Dollar bulls also took cheer Monday after Treasury Secretary Steven Mnuchin over the weekend moved to ease fears that trade disputes had brought on a currency war. The greenback reversed some of its losses from Friday, when Trump criticized China and the European Union in a tweet, accusing them of “manipulating their currencies and interest rates lower.”
“The dollar will become stronger and stronger, despite Trump’s efforts to keep it weak,” said Taylor, who runs Taylor Global Vision, which produces a newsletter on financial markets. “The Fed will keep tightening and the worsening deficits will keep Treasury supply increasing,” which will keep U.S. yields attractive to international investors, supporting the greenback.
Although the European Central Bank is on course to end its asset-purchase program this year, it has indicated record low rates should remain at least until mid-2019. With the Fed lifting rates seven times since it began tightening in December 2015, the gap between U.S. and German benchmark yields at some maturities is the widest since at least the 1990s.
Data this week should add to the case for the dollar. The U.S. economy likely grew at a 4.2 percent annual rate last quarter, the fastest since 2014, according to a Bloomberg survey. So even as trade tensions threaten global output, last year’s tax overhaul is helping stoke consumer spending and business investment.
For Tim Graf, head of macro strategy for Europe, the Middle East and Africa at State Street Bank & Trust, Mnuchin’s comments at the Group-of-20 summit this past weekend resonated.
“We are still overweight dollars,” Graf said. “If it’s a tariff-only story, then for the time being it’s still dollar-positive,” because China and the euro region have more to lose than the U.S. in such an environment.
“The dynamic changes if things around the currency change, but that’s still a fairly low probability of happening,” Graf said, referring to a scenario where countries race to weaken their currencies to gain an advantage.
Derivative traders seem to agree, as despite actual swings in exchange rates picking up on Friday, the outlook for the pace of movements (measured by implied volatility on the options) still mostly fell.
Roberto Perli, a partner at Cornerstone Macro LLC and a former Fed economist, says Trump’s criticism of Fed rate hikes actually may have improved the likelihood that policy makers tighten as planned, to drive home their independence.
“If anything, the incentive will be to tighten more, not less, because of this political pressure,” Perli said in a note Friday.
That’s good for traders who were long the dollar before Trump’s tweet storm.
As of July 17, hedge funds and other futures speculators were the most bullish on the greenback since February 2017, U.S. Commodity Futures Trading Commission data show.

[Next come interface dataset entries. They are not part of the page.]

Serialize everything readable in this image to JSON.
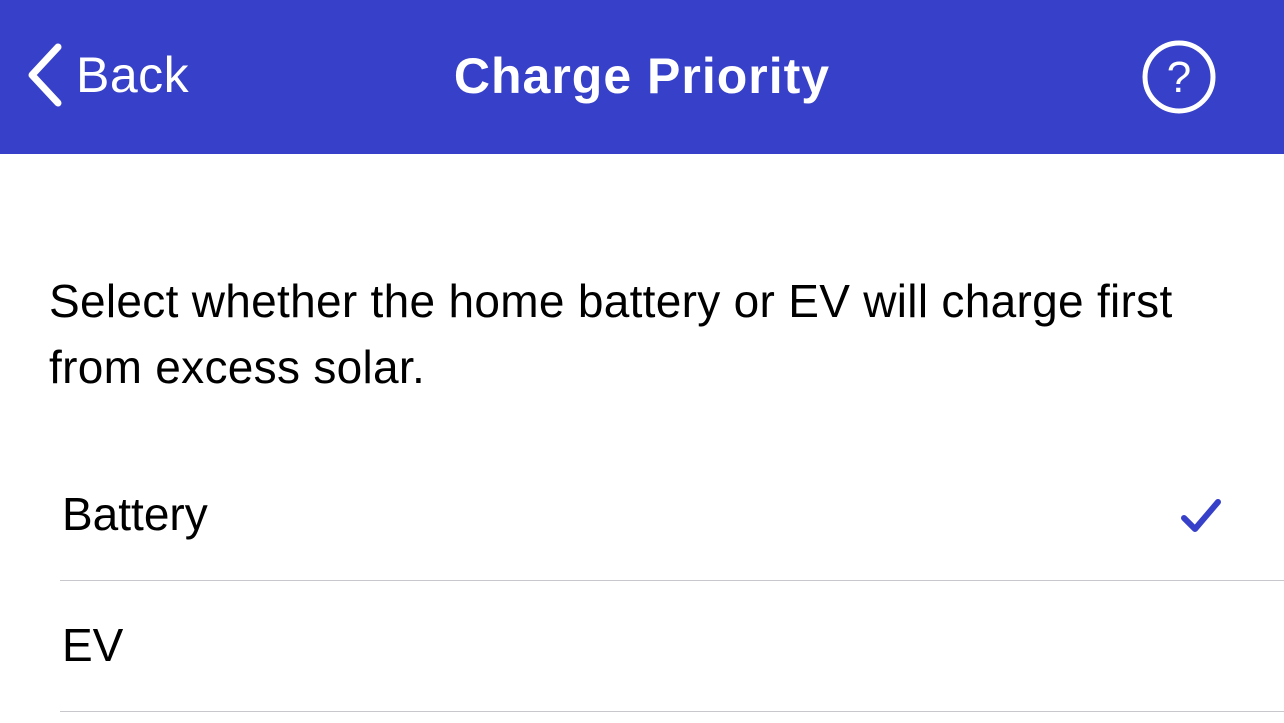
{
  "nav": {
    "back_label": "Back",
    "title": "Charge Priority",
    "help_icon": "question-circle-icon",
    "back_icon": "chevron-left-icon",
    "background_color": "#3740c8"
  },
  "description": "Select whether the home battery or EV will charge first from excess solar.",
  "options": [
    {
      "label": "Battery",
      "selected": true
    },
    {
      "label": "EV",
      "selected": false
    }
  ],
  "accent_color": "#3740c8",
  "check_icon": "checkmark-icon"
}
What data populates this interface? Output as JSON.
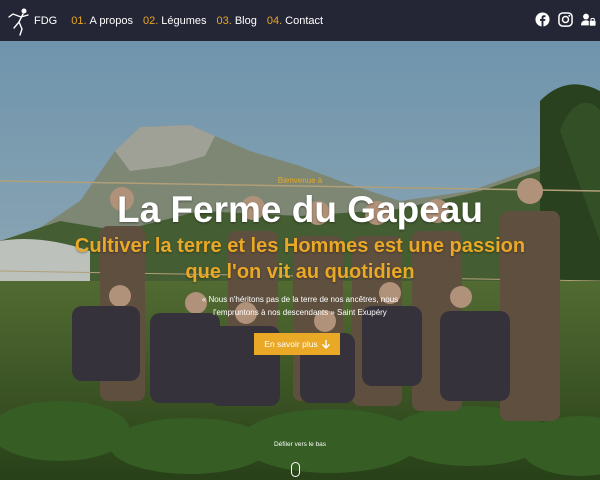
{
  "nav": {
    "brand": "FDG",
    "items": [
      {
        "number": "01.",
        "label": "A propos"
      },
      {
        "number": "02.",
        "label": "Légumes"
      },
      {
        "number": "03.",
        "label": "Blog"
      },
      {
        "number": "04.",
        "label": "Contact"
      }
    ],
    "icons": [
      "facebook-icon",
      "instagram-icon",
      "user-lock-icon"
    ]
  },
  "hero": {
    "eyebrow": "Bienvenue à",
    "title": "La Ferme du Gapeau",
    "subtitle": "Cultiver la terre et les Hommes est une passion que l'on vit au quotidien",
    "quote": "« Nous n'héritons pas de la terre de nos ancêtres, nous l'empruntons à nos descendants » Saint Exupéry",
    "cta_label": "En savoir plus",
    "scroll_label": "Défiler vers le bas"
  },
  "colors": {
    "nav_background": "#242535",
    "accent": "#e9a825",
    "text": "#ffffff"
  }
}
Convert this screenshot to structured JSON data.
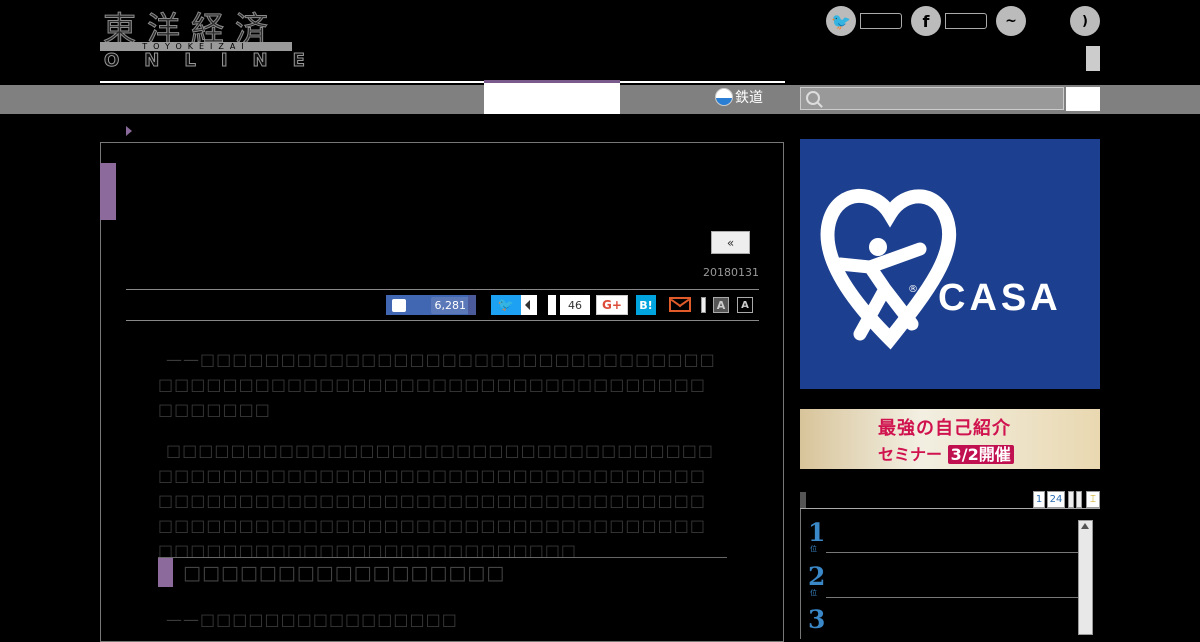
{
  "logo": {
    "kanji": "東洋経済",
    "roman": "TOYOKEIZAI",
    "online": "ONLINE"
  },
  "nav": {
    "rail_label": "鉄道",
    "search_placeholder": ""
  },
  "article": {
    "prev_label": "«",
    "date": "20180131",
    "share": {
      "like_count": "6,281",
      "twitter_glyph": "🐦",
      "comment_count": "46",
      "gplus_label": "G+",
      "hatena_label": "B!"
    },
    "font_size_large": "A",
    "font_size_small": "A",
    "paragraphs": [
      "——□□□□□□□□□□□□□□□□□□□□□□□□□□□□□□□□□□□□□□□□□□□□□□□□□□□□□□□□□□□□□□□□□□□□□□□□□",
      "□□□□□□□□□□□□□□□□□□□□□□□□□□□□□□□□□□□□□□□□□□□□□□□□□□□□□□□□□□□□□□□□□□□□□□□□□□□□□□□□□□□□□□□□□□□□□□□□□□□□□□□□□□□□□□□□□□□□□□□□□□□□□□□□□□□□□□□□□□□□□□□□□□□□□□□□□□□□□□□□□□"
    ],
    "h2": "□□□□□□□□□□□□□□□□□",
    "para3": "——□□□□□□□□□□□□□□□□"
  },
  "sidebar": {
    "casa": "CASA",
    "casa_reg": "®",
    "banner_line1": "最強の自己紹介",
    "banner_line2": "セミナー",
    "banner_date": "3/2開催",
    "pager": [
      "1",
      "24"
    ],
    "ranks": [
      "1",
      "2",
      "3"
    ],
    "rank_suffix": "位"
  },
  "colors": {
    "accent": "#8c6a9c",
    "casa_blue": "#1c3f8f",
    "facebook": "#4267b2",
    "twitter": "#1da1f2",
    "hatena": "#00a4de"
  }
}
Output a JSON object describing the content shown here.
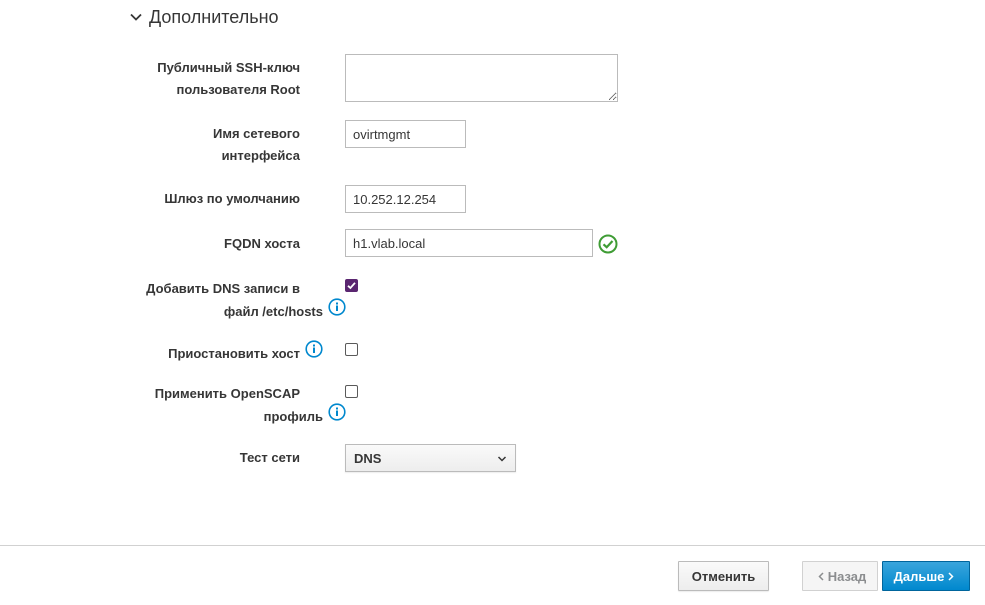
{
  "section": {
    "title": "Дополнительно",
    "expanded_icon": "chevron-down-icon"
  },
  "fields": {
    "ssh_key": {
      "label_line1": "Публичный SSH-ключ",
      "label_line2": "пользователя Root",
      "value": ""
    },
    "nic_name": {
      "label_line1": "Имя сетевого",
      "label_line2": "интерфейса",
      "value": "ovirtmgmt"
    },
    "gateway": {
      "label": "Шлюз по умолчанию",
      "value": "10.252.12.254"
    },
    "fqdn": {
      "label": "FQDN хоста",
      "value": "h1.vlab.local",
      "status_icon": "check-circle-icon",
      "status_color": "#3f9c35"
    },
    "add_dns": {
      "label_line1": "Добавить DNS записи в",
      "label_line2": "файл /etc/hosts",
      "checked": true,
      "info_icon": "info-icon"
    },
    "pause_host": {
      "label": "Приостановить хост",
      "checked": false,
      "info_icon": "info-icon"
    },
    "openscap": {
      "label_line1": "Применить OpenSCAP",
      "label_line2": "профиль",
      "checked": false,
      "info_icon": "info-icon"
    },
    "network_test": {
      "label": "Тест сети",
      "selected": "DNS"
    }
  },
  "footer": {
    "cancel_label": "Отменить",
    "back_label": "Назад",
    "next_label": "Дальше"
  },
  "colors": {
    "primary": "#0088ce",
    "checkbox_checked": "#5a2670",
    "info_icon": "#0088ce",
    "ok": "#3f9c35"
  }
}
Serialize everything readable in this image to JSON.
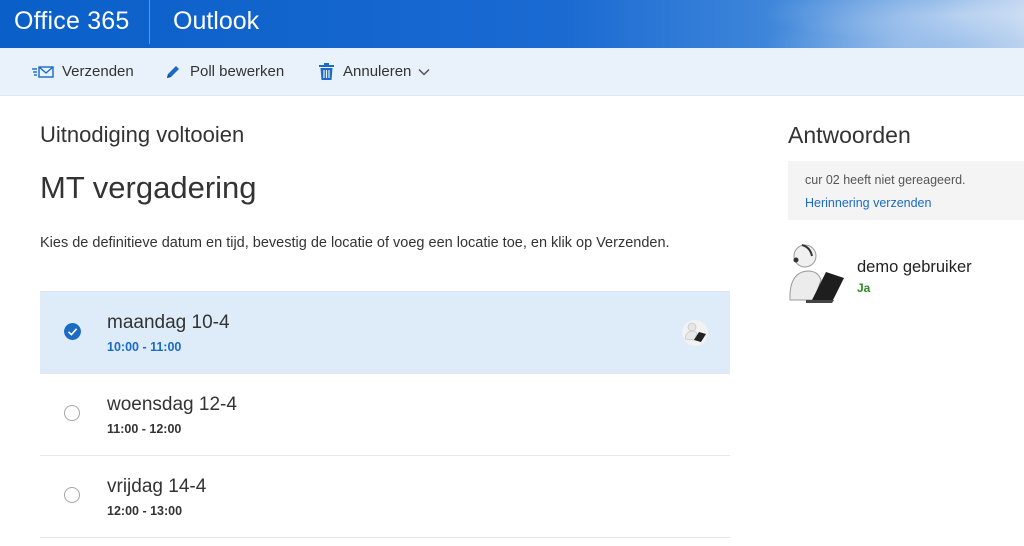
{
  "header": {
    "brand": "Office 365",
    "app_name": "Outlook"
  },
  "toolbar": {
    "send_label": "Verzenden",
    "edit_label": "Poll bewerken",
    "cancel_label": "Annuleren"
  },
  "main": {
    "subtitle": "Uitnodiging voltooien",
    "title": "MT vergadering",
    "description": "Kies de definitieve datum en tijd, bevestig de locatie of voeg een locatie toe, en klik op Verzenden.",
    "options": [
      {
        "day": "maandag 10-4",
        "time": "10:00 - 11:00",
        "selected": true
      },
      {
        "day": "woensdag 12-4",
        "time": "11:00 - 12:00",
        "selected": false
      },
      {
        "day": "vrijdag 14-4",
        "time": "12:00 - 13:00",
        "selected": false
      }
    ]
  },
  "sidebar": {
    "title": "Antwoorden",
    "notice_text": "cur 02 heeft niet gereageerd.",
    "notice_link": "Herinnering verzenden",
    "responders": [
      {
        "name": "demo gebruiker",
        "status": "Ja"
      }
    ]
  },
  "colors": {
    "brand_blue": "#0a5fc8",
    "accent_blue": "#1a6ac6",
    "selected_bg": "#deecf9",
    "yes_green": "#2e8b24"
  },
  "icons": {
    "send": "send-mail-icon",
    "edit": "pencil-icon",
    "cancel": "trash-icon",
    "dropdown": "chevron-down-icon",
    "check": "checkmark-circle-icon",
    "radio": "radio-empty-icon",
    "avatar": "person-laptop-avatar"
  }
}
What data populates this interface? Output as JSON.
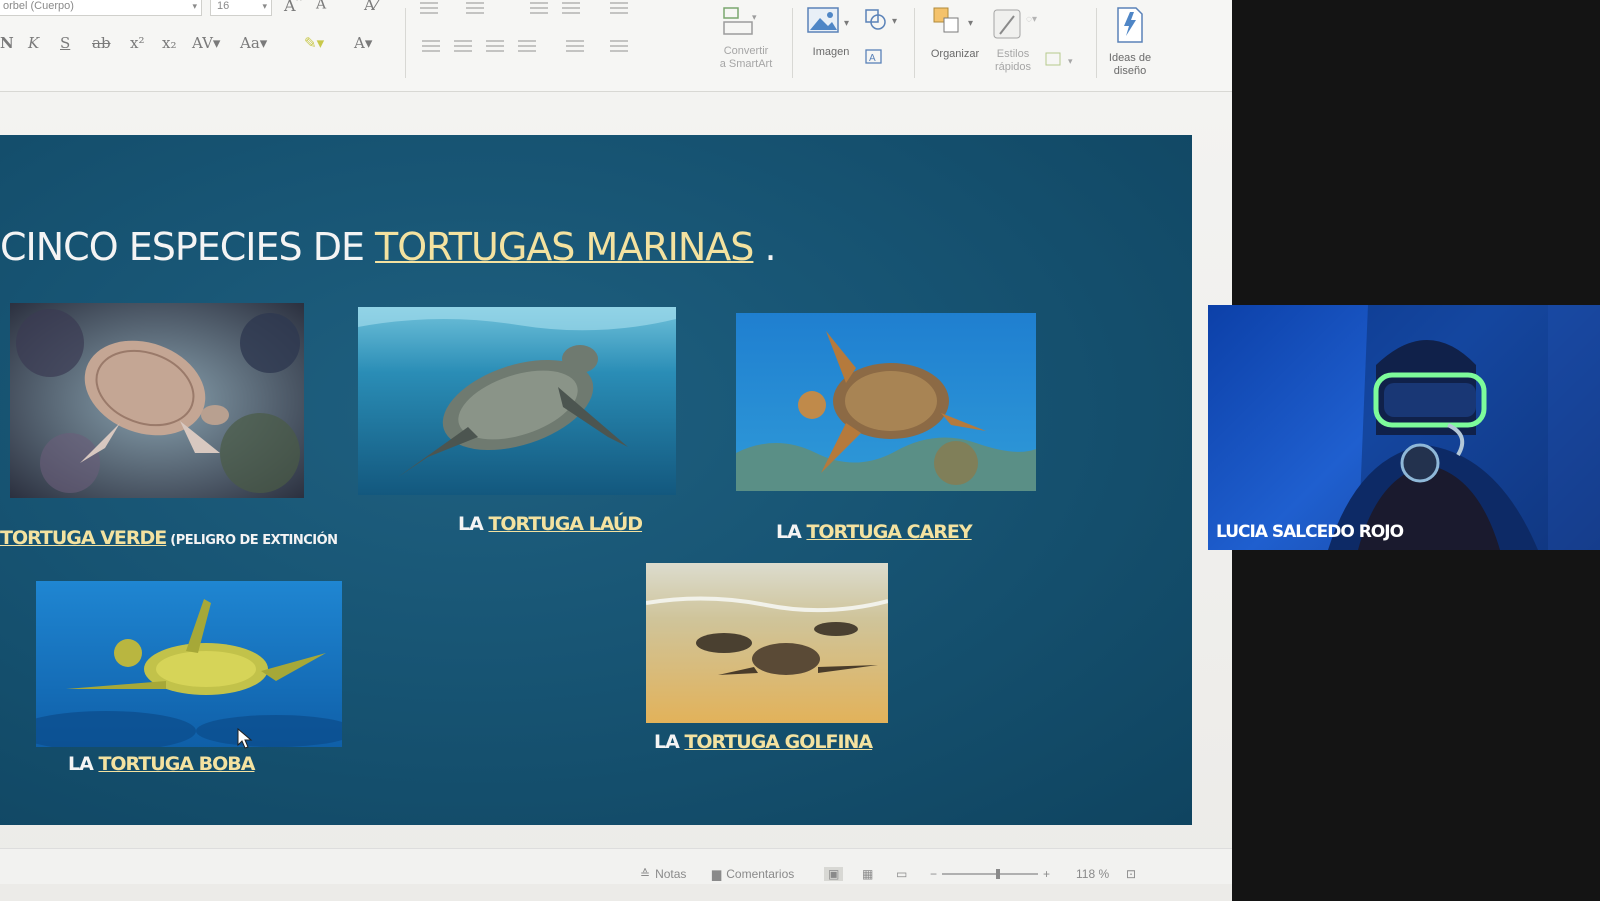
{
  "ribbon": {
    "font_name": "orbel (Cuerpo)",
    "font_size": "16",
    "convert_smartart": "Convertir\na SmartArt",
    "image_label": "Imagen",
    "arrange_label": "Organizar",
    "quick_styles_label": "Estilos\nrápidos",
    "design_ideas_label": "Ideas de\ndiseño"
  },
  "slide": {
    "title_prefix": "CINCO ESPECIES DE ",
    "title_link": "TORTUGAS MARINAS",
    "title_suffix": " .",
    "turtles": [
      {
        "prefix": "",
        "link": "TORTUGA VERDE",
        "note": " (PELIGRO DE EXTINCIÓN"
      },
      {
        "prefix": "LA ",
        "link": "TORTUGA LAÚD"
      },
      {
        "prefix": "LA ",
        "link": "TORTUGA CAREY"
      },
      {
        "prefix": "LA ",
        "link": "TORTUGA BOBA"
      },
      {
        "prefix": "LA ",
        "link": "TORTUGA GOLFINA"
      }
    ]
  },
  "statusbar": {
    "notes_label": "Notas",
    "comments_label": "Comentarios",
    "zoom": "118 %"
  },
  "video": {
    "participant_name": "LUCIA SALCEDO ROJO"
  },
  "colors": {
    "slide_bg": "#175473",
    "title_text": "#f4f4f4",
    "link_text": "#f4e2a0",
    "video_bg": "#1f5fcf"
  }
}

Their growing confidence in the U.S. currency does fly in the face of history, which shows that a full-blown trade war typically causes dollar weakness in the end.
But for now, as Taylor sums it all up, “Trump might want a weaker dollar, but he won’t get it.”